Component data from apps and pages
····················

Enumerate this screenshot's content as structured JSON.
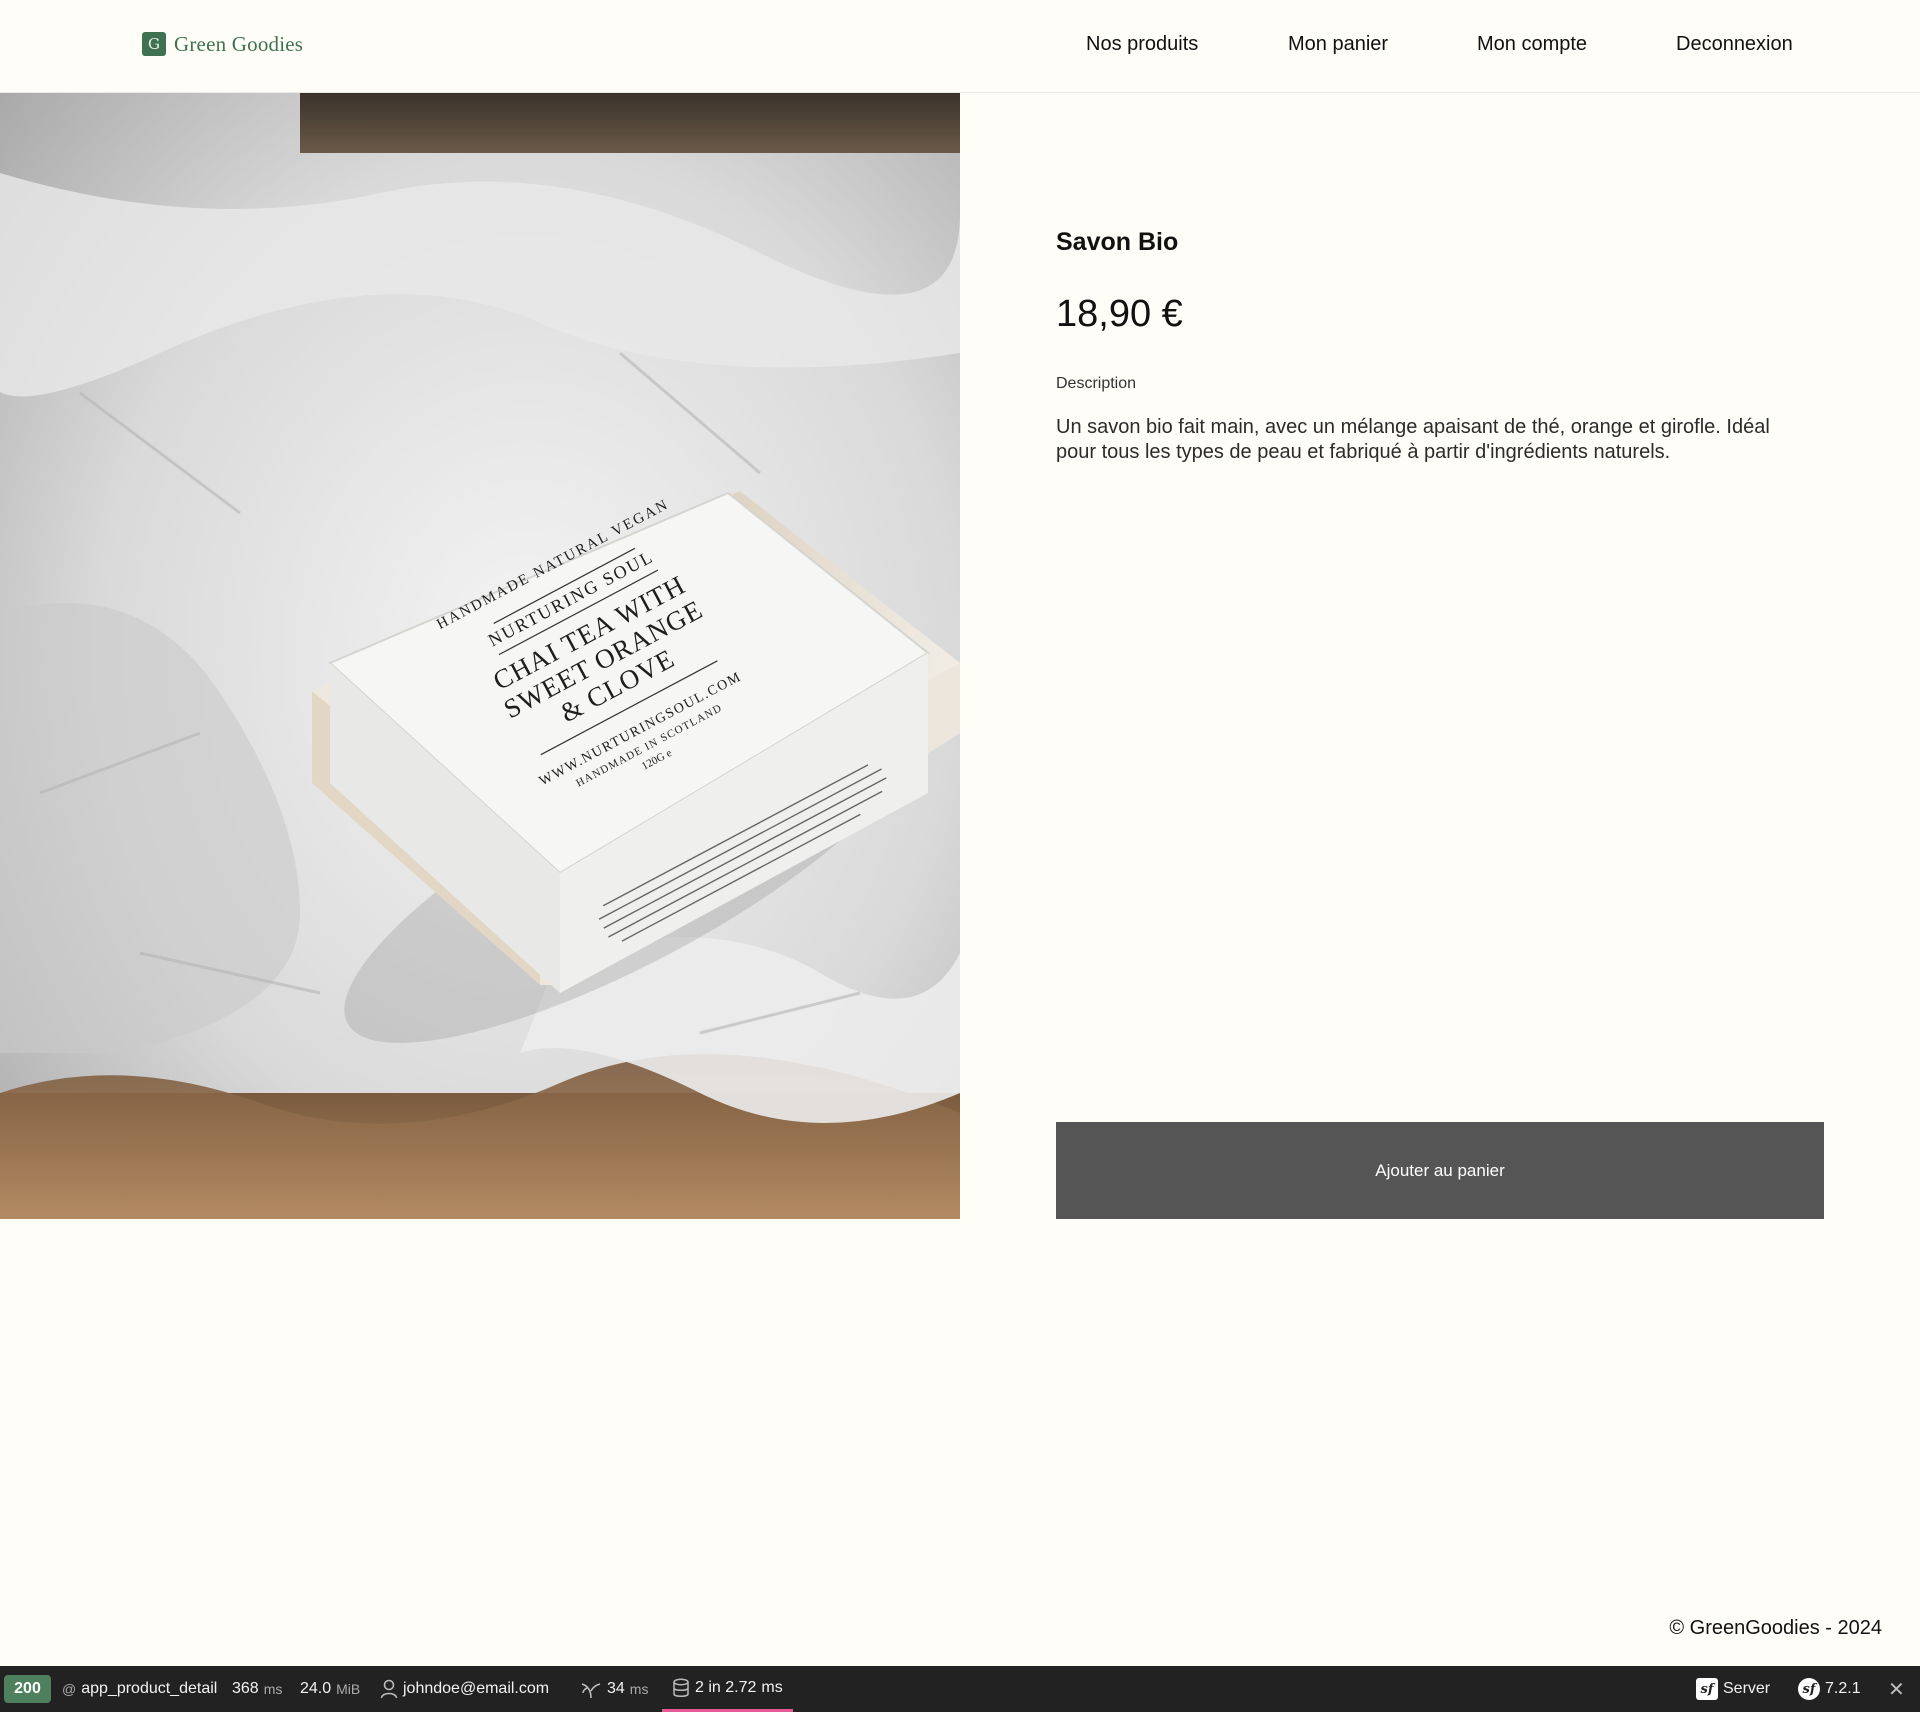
{
  "header": {
    "logo_mark": "G",
    "logo_text": "Green Goodies",
    "nav": [
      "Nos produits",
      "Mon panier",
      "Mon compte",
      "Deconnexion"
    ]
  },
  "product": {
    "image_label": {
      "line1": "HANDMADE NATURAL VEGAN",
      "line2": "NURTURING SOUL",
      "line3": "CHAI TEA WITH",
      "line4": "SWEET ORANGE",
      "line5": "& CLOVE",
      "line6": "WWW.NURTURINGSOUL.COM",
      "line7": "HANDMADE IN SCOTLAND",
      "line8": "120G e"
    },
    "title": "Savon Bio",
    "price": "18,90 €",
    "description_label": "Description",
    "description": "Un savon bio fait main, avec un mélange apaisant de thé, orange et girofle. Idéal pour tous les types de peau et fabriqué à partir d'ingrédients naturels.",
    "add_to_cart": "Ajouter au panier"
  },
  "footer": {
    "copyright": "© GreenGoodies - 2024"
  },
  "toolbar": {
    "status": "200",
    "route_prefix": "@",
    "route": "app_product_detail",
    "time_value": "368",
    "time_unit": "ms",
    "memory_value": "24.0",
    "memory_unit": "MiB",
    "user": "johndoe@email.com",
    "twig_value": "34",
    "twig_unit": "ms",
    "db_value": "2 in 2.72",
    "db_unit": "ms",
    "server": "Server",
    "version": "7.2.1",
    "close": "✕"
  },
  "colors": {
    "background": "#fefdf8",
    "brand_green": "#3f7350",
    "button": "#555555",
    "toolbar": "#222222",
    "status_ok": "#4f805d",
    "db_accent": "#e55a95"
  }
}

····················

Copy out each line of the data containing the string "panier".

      "Mon panier",
    "add_to_cart": "Ajouter au panier"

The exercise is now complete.